¶ 9 On December 26, 2009, defendant wrote a letter to the trial judge regarding a discovery matter which the court took up on January 5, 2010. At that time, the court also covered the particulars of how the trial would proceed, advising defendant that jury selection would begin the afternoon of January 11, 2010. Defendant agreed with the trial court that the jury would be told that counsel was available to defendant, and defendant chose to represent himself. Defendant also agreed to make a list of questions he would like the jurors to be asked.
¶ 10 Six days later, on the morning of trial, defendant changed course.
Defendant advised the court that he no longer wished to represent himself and requested appointment of counsel. The State objected, arguing that defendant's request was simply a delay tactic. Defendant interjected: "I'm not representing myself. I don't care-I don't care what she [the assistant State's Attorney] say[s]. I'm not going to trial by myself. I won't do it." The trial court agreed with the State that defendant's request for appointment of counsel was made for the purpose of delay and denied that request. The court addressed defendant:
"I don't think anything has changed. You made an intelligent and knowing waiver of your right to counsel. You've been through two public defenders. You refused to cooperate with them. You asked to represent yourself. You were allowed to do so after questioning. You insisted on representing yourself at every court appearance. We gave you an opportunity to say that you did not want to represent yourself. You insisted on going forward even as of last Wednesday when we were in court. The fact of the matter is I think today it's simply for the purpose of delay that you ask for an attorney. There is nothing in the record to indicate that you're going to cooperate with an attorney. You have a-you had a right to an attorney. Attorneys were appointed for you. You chose to give up that right. You made that decision after lengthy questioning by me, and at this point I still believe that this is just for the purpose of delay, and your request now for appointment of counsel will be denied."
The following colloquy then took place:
"THE DEFENDANT: I ain't going to trial.
THE COURT: Well, this trial is going to start at 1:15. THE DEFENDANT: I ain't doing it.
THE COURT: How do you choose-are you going to choose not to participate?
THE DEFENDANT: I'm not participating, man.

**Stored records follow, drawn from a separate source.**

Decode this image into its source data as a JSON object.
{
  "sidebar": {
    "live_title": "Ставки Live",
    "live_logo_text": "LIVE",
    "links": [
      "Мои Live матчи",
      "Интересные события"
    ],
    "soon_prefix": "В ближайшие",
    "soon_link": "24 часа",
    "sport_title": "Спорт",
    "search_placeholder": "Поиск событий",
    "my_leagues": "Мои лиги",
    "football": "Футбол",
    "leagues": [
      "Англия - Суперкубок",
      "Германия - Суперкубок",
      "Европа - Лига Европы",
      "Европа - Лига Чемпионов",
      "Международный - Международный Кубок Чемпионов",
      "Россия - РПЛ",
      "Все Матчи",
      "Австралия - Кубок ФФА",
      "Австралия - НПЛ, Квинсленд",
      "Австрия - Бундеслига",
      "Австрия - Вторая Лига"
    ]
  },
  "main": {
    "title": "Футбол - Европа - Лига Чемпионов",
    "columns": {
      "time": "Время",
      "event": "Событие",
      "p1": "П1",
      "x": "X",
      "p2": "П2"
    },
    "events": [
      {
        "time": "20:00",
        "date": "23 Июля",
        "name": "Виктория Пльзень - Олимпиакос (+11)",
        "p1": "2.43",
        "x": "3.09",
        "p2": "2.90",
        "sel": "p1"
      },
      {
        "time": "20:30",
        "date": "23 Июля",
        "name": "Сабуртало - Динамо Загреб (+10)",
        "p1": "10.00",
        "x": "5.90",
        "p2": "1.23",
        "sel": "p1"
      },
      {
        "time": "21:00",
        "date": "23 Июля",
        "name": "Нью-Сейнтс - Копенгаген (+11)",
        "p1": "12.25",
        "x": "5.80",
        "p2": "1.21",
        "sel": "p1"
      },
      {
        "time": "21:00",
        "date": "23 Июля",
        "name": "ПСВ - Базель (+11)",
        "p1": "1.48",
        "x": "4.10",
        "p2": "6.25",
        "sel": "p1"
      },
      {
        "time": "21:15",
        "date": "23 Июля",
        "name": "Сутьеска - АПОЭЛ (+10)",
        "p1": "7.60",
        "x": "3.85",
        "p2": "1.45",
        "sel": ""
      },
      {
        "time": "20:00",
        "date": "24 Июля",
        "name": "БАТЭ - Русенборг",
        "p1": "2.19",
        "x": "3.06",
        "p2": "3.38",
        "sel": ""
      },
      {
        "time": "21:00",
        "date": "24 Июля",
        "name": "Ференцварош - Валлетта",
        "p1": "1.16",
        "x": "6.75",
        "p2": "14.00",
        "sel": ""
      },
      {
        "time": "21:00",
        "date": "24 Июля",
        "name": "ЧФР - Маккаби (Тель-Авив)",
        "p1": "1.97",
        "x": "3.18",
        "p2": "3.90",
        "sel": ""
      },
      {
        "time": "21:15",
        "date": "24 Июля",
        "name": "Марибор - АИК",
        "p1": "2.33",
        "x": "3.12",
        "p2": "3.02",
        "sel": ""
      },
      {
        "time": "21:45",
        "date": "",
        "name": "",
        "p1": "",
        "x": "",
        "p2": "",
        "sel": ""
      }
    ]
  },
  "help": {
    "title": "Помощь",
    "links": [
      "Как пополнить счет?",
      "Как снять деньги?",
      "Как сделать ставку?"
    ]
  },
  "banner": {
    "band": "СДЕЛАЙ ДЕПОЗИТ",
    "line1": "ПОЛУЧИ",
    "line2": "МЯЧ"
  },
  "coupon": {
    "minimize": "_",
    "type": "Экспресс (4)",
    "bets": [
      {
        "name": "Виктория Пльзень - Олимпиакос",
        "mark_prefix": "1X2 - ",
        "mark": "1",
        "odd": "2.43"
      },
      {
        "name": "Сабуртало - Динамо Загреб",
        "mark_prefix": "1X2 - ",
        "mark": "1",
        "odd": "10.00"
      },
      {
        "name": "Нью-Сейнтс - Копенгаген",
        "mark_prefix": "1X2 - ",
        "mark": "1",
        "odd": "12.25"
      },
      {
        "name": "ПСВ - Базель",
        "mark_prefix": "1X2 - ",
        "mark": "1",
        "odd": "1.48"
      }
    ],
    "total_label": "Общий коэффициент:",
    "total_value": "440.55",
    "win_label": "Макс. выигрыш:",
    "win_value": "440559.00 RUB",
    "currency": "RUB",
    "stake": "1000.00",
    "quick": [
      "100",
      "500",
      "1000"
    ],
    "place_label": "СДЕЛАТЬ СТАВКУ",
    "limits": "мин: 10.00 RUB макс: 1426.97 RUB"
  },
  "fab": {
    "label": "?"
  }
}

THE COURT: You've previously been advised that trial could be held in your absence.
THE DEFENDANT: I'm not going to trial, man.
THE COURT: I'm going to have you brought back out here at 1:15. We'll go through questioning again and-

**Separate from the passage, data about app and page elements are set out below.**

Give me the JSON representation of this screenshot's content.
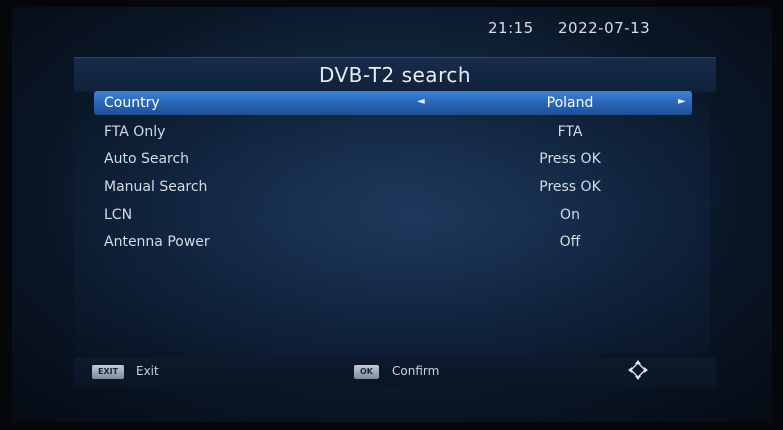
{
  "status": {
    "time": "21:15",
    "date": "2022-07-13"
  },
  "title": "DVB-T2 search",
  "menu": {
    "items": [
      {
        "label": "Country",
        "value": "Poland",
        "selected": true
      },
      {
        "label": "FTA Only",
        "value": "FTA"
      },
      {
        "label": "Auto Search",
        "value": "Press OK"
      },
      {
        "label": "Manual Search",
        "value": "Press OK"
      },
      {
        "label": "LCN",
        "value": "On"
      },
      {
        "label": "Antenna Power",
        "value": "Off"
      }
    ],
    "left_arrow": "◄",
    "right_arrow": "►"
  },
  "footer": {
    "exit_key": "EXIT",
    "exit_label": "Exit",
    "ok_key": "OK",
    "confirm_label": "Confirm",
    "nav_icon": "navigation-arrows-icon"
  }
}
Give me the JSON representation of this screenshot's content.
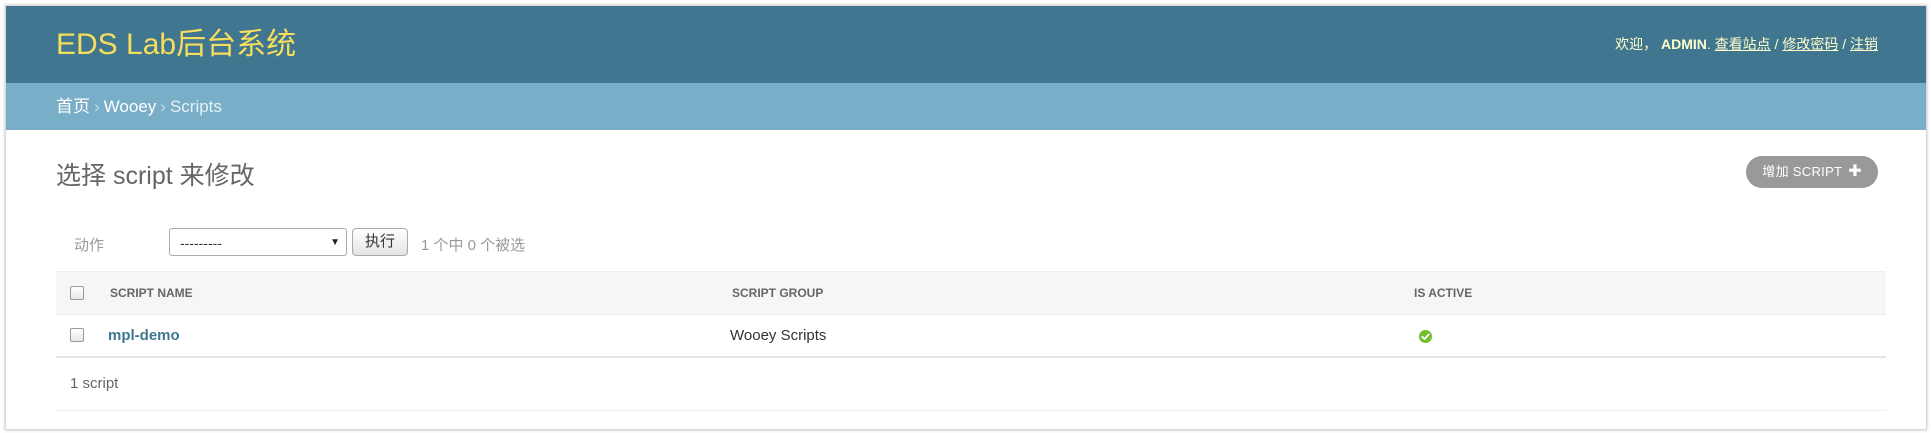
{
  "header": {
    "brand": "EDS Lab后台系统",
    "welcome": "欢迎，",
    "username": "ADMIN",
    "view_site": "查看站点",
    "change_password": "修改密码",
    "logout": "注销",
    "separator": "/"
  },
  "breadcrumbs": {
    "home": "首页",
    "app": "Wooey",
    "current": "Scripts",
    "separator": "›"
  },
  "page": {
    "title": "选择 script 来修改",
    "add_button": "增加 SCRIPT",
    "add_icon": "plus-icon"
  },
  "actions": {
    "label": "动作",
    "selected_option": "---------",
    "go_label": "执行",
    "counter": "1 个中 0 个被选"
  },
  "table": {
    "columns": [
      "SCRIPT NAME",
      "SCRIPT GROUP",
      "IS ACTIVE"
    ],
    "rows": [
      {
        "script_name": "mpl-demo",
        "script_group": "Wooey Scripts",
        "is_active": true
      }
    ],
    "paginator": "1 script"
  },
  "colors": {
    "header_bg": "#417690",
    "brand": "#f5dd5d",
    "breadcrumbs_bg": "#79aec8",
    "link": "#417690",
    "active_icon": "#70bf2b"
  }
}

THE DEFENDANT: I don't want to talk to you no more. THE COURT: And you can choose to participate or choose not to.
THE DEFENDANT: I'm not participating.
THE COURT: You are not participating at this point? THE DEFENDANT: I'm not participating.

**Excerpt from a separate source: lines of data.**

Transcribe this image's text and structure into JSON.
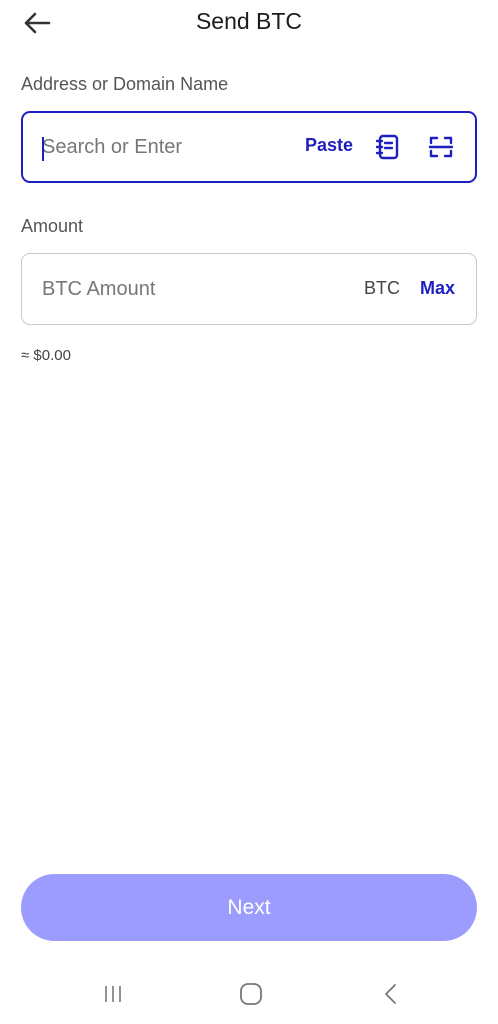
{
  "header": {
    "title": "Send BTC",
    "back_icon": "arrow-left-icon"
  },
  "address": {
    "label": "Address or Domain Name",
    "value": "",
    "placeholder": "Search or Enter",
    "paste_label": "Paste",
    "address_book_icon": "address-book-icon",
    "scan_icon": "scan-qr-icon"
  },
  "amount": {
    "label": "Amount",
    "value": "",
    "placeholder": "BTC Amount",
    "unit": "BTC",
    "max_label": "Max",
    "fiat_equivalent": "≈ $0.00"
  },
  "next_label": "Next",
  "nav": {
    "recents_icon": "recent-apps-icon",
    "home_icon": "home-icon",
    "back_icon": "nav-back-icon"
  },
  "colors": {
    "accent": "#1e1fbf",
    "button_disabled": "#9c9cff",
    "text": "#1f1f1f",
    "muted": "#555555"
  }
}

THE COURT: All right. We'll revisit this at 1:15.
THE COURT: *** For the record, Mr. Eppinger has chosen to leave the courtroom, even though he's in custody. He does not-he just walked to the holding cell."
When the court reconvened at 1:17 p.m., defendant was not present. The record reflects that prior to the start of jury selection, the following exchange occurred: "THE COURT: *** We're ready to begin jury selection. The Court has handed clothes that Mr. Eppinger's mother brought this morning to the guard, and it's the report of the guard from the Peoria County Sheriff's Department that Mr. Eppinger refused the clothes and has refused to come into the courtroom; is that correct?
THE DEPUTY: That is so correct.
THE COURT: All right. That is consistent with his statements earlier this morning and his refusal to visit with his mother when the Court made that available to her and to him at mid morning this morning. The Court during a break was going to clear the courtroom and allow Mr. ...